[Interface dataset entries]
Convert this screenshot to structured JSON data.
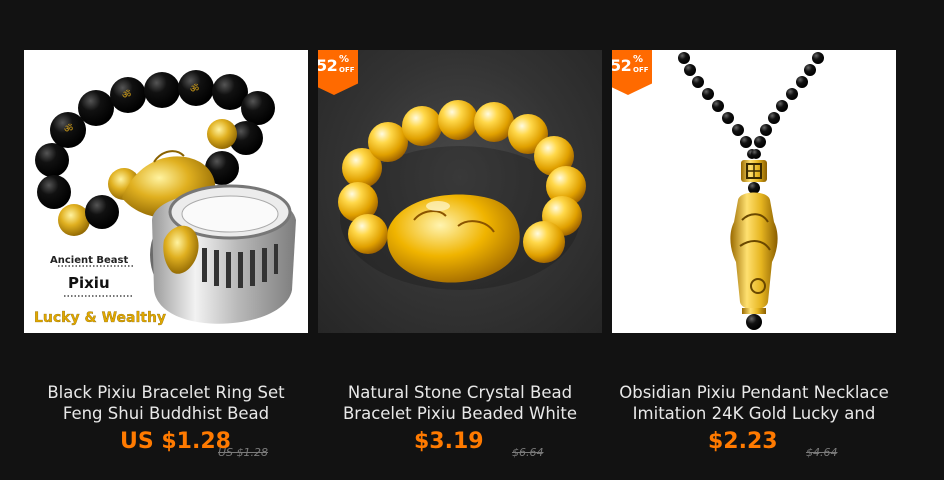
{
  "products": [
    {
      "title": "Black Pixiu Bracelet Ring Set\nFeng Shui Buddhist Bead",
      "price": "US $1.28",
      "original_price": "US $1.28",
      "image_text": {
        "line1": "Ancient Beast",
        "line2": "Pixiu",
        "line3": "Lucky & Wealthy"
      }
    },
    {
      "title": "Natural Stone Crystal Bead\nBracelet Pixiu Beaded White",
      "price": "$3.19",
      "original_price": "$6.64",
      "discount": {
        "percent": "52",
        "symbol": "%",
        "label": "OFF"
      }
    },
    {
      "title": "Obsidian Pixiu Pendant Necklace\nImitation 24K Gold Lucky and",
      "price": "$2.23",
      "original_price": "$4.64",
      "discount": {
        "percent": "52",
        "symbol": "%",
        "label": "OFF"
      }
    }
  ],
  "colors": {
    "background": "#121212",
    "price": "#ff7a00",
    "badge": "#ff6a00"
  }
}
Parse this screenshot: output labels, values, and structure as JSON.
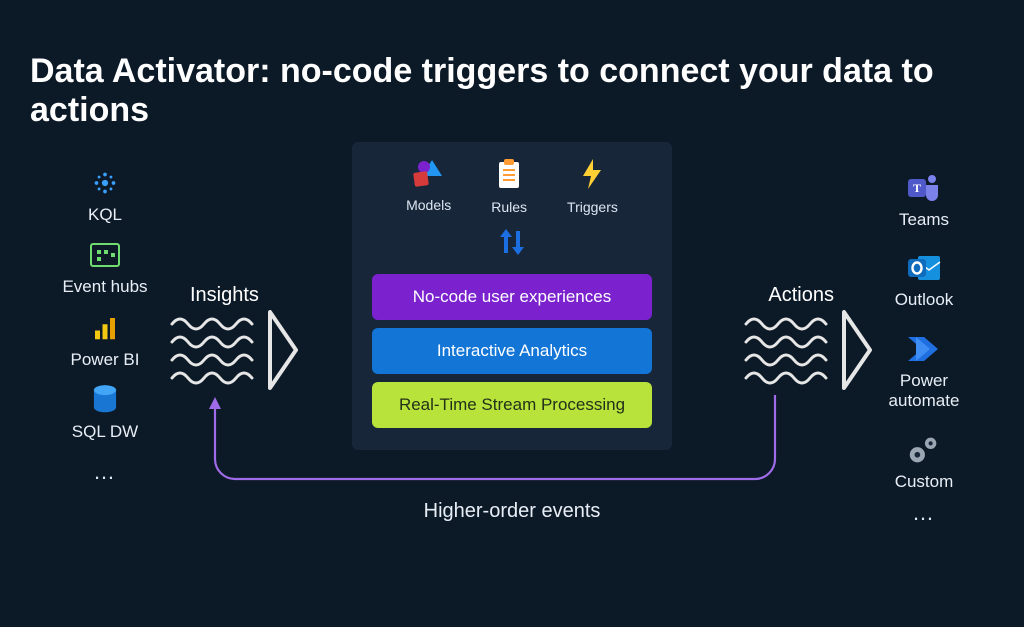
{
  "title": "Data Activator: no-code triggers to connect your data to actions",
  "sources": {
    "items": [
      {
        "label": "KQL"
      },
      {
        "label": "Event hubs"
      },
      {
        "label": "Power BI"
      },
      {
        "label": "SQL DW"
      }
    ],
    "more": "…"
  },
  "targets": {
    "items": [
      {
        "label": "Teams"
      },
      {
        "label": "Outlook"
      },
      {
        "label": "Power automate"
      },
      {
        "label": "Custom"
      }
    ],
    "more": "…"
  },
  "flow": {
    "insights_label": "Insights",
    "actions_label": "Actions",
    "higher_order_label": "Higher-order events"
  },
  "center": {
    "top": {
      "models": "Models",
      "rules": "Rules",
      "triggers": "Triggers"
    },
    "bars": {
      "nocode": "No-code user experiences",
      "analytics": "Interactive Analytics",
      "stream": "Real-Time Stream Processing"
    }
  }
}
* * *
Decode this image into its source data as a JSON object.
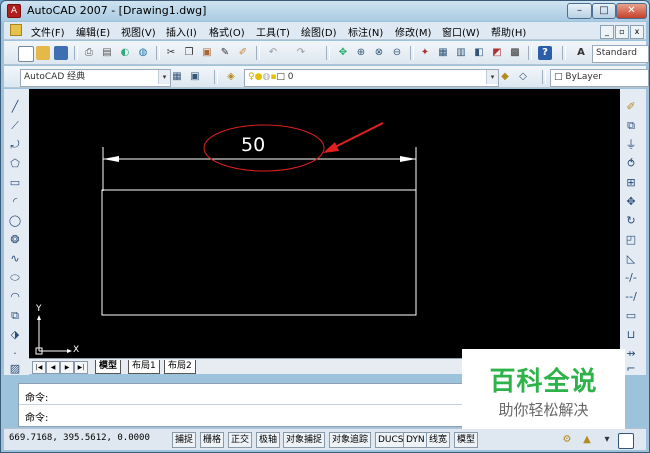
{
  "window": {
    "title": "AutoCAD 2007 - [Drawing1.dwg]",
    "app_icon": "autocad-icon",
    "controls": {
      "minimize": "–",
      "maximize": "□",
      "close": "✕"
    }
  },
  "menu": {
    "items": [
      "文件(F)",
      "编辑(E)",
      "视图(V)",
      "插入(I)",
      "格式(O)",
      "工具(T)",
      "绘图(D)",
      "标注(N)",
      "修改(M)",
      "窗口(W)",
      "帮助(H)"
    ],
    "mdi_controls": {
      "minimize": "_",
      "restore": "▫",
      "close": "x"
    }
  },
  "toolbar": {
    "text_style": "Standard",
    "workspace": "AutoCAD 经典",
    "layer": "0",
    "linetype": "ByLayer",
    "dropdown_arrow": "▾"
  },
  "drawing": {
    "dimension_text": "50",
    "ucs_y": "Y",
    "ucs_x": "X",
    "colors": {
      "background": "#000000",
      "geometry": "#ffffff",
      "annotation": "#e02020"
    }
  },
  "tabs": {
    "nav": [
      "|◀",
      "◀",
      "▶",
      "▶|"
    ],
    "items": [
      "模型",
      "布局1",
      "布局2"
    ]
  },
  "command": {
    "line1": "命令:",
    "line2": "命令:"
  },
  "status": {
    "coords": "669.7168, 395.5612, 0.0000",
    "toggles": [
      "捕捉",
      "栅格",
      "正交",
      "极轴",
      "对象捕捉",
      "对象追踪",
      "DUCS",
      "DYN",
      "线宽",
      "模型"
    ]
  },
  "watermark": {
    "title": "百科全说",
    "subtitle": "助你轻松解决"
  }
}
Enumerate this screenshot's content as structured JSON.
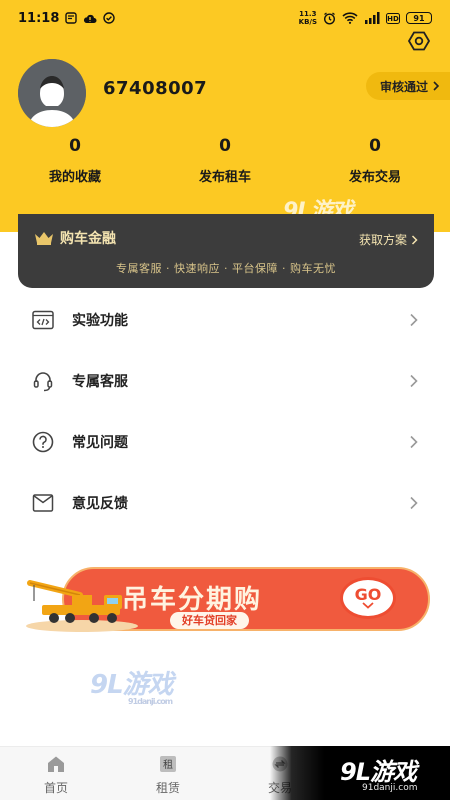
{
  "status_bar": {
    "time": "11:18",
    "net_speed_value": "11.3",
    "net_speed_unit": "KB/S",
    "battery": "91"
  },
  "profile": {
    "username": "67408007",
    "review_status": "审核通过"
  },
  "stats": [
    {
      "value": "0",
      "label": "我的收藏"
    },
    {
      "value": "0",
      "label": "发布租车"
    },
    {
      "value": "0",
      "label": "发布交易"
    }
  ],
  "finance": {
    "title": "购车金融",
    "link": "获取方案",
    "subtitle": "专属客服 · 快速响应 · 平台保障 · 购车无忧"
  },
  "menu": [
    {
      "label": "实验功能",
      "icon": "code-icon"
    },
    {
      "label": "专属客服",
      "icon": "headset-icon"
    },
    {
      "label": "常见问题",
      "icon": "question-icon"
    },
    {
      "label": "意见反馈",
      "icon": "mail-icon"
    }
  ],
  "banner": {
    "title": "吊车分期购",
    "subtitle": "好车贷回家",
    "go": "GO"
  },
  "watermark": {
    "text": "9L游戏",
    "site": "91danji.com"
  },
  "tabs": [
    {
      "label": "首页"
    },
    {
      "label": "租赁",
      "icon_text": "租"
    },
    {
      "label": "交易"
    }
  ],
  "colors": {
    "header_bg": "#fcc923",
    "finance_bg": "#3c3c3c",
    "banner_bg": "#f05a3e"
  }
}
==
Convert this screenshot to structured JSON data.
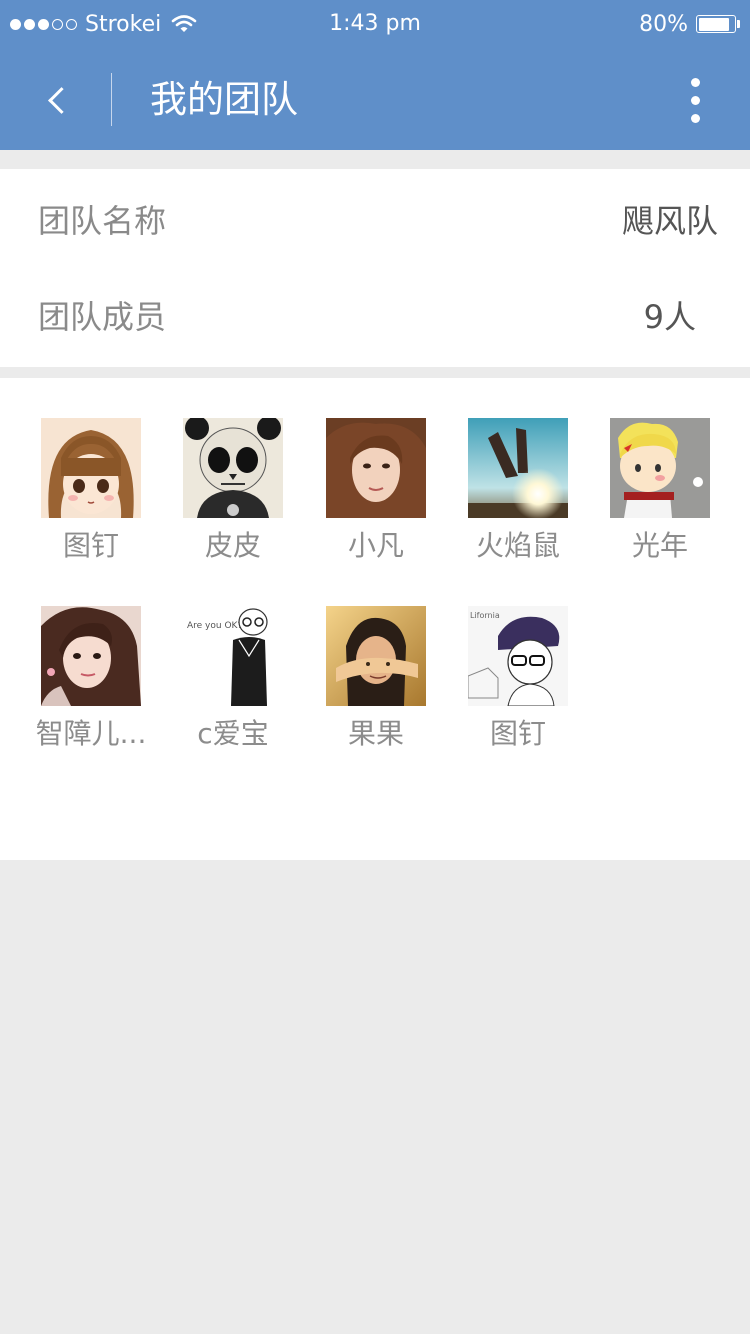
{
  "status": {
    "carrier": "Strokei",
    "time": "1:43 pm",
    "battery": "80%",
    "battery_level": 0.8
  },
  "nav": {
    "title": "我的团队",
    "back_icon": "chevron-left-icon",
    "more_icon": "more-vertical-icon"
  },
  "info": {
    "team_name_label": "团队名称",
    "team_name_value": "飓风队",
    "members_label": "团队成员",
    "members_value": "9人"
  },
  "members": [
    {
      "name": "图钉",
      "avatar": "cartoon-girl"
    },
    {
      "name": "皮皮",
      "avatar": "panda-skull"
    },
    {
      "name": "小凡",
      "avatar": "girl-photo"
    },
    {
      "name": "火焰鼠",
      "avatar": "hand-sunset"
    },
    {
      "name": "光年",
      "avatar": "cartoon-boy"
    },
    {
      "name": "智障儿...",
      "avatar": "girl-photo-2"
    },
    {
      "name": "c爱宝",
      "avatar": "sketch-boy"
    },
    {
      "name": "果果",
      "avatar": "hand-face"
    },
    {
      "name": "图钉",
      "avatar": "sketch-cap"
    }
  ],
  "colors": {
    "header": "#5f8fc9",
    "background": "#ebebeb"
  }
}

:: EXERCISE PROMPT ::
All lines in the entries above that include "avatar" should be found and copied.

:: PROBLEM SOLUTION ::
      "avatar": "cartoon-girl"
      "avatar": "panda-skull"
      "avatar": "girl-photo"
      "avatar": "hand-sunset"
      "avatar": "cartoon-boy"
      "avatar": "girl-photo-2"
      "avatar": "sketch-boy"
      "avatar": "hand-face"
      "avatar": "sketch-cap"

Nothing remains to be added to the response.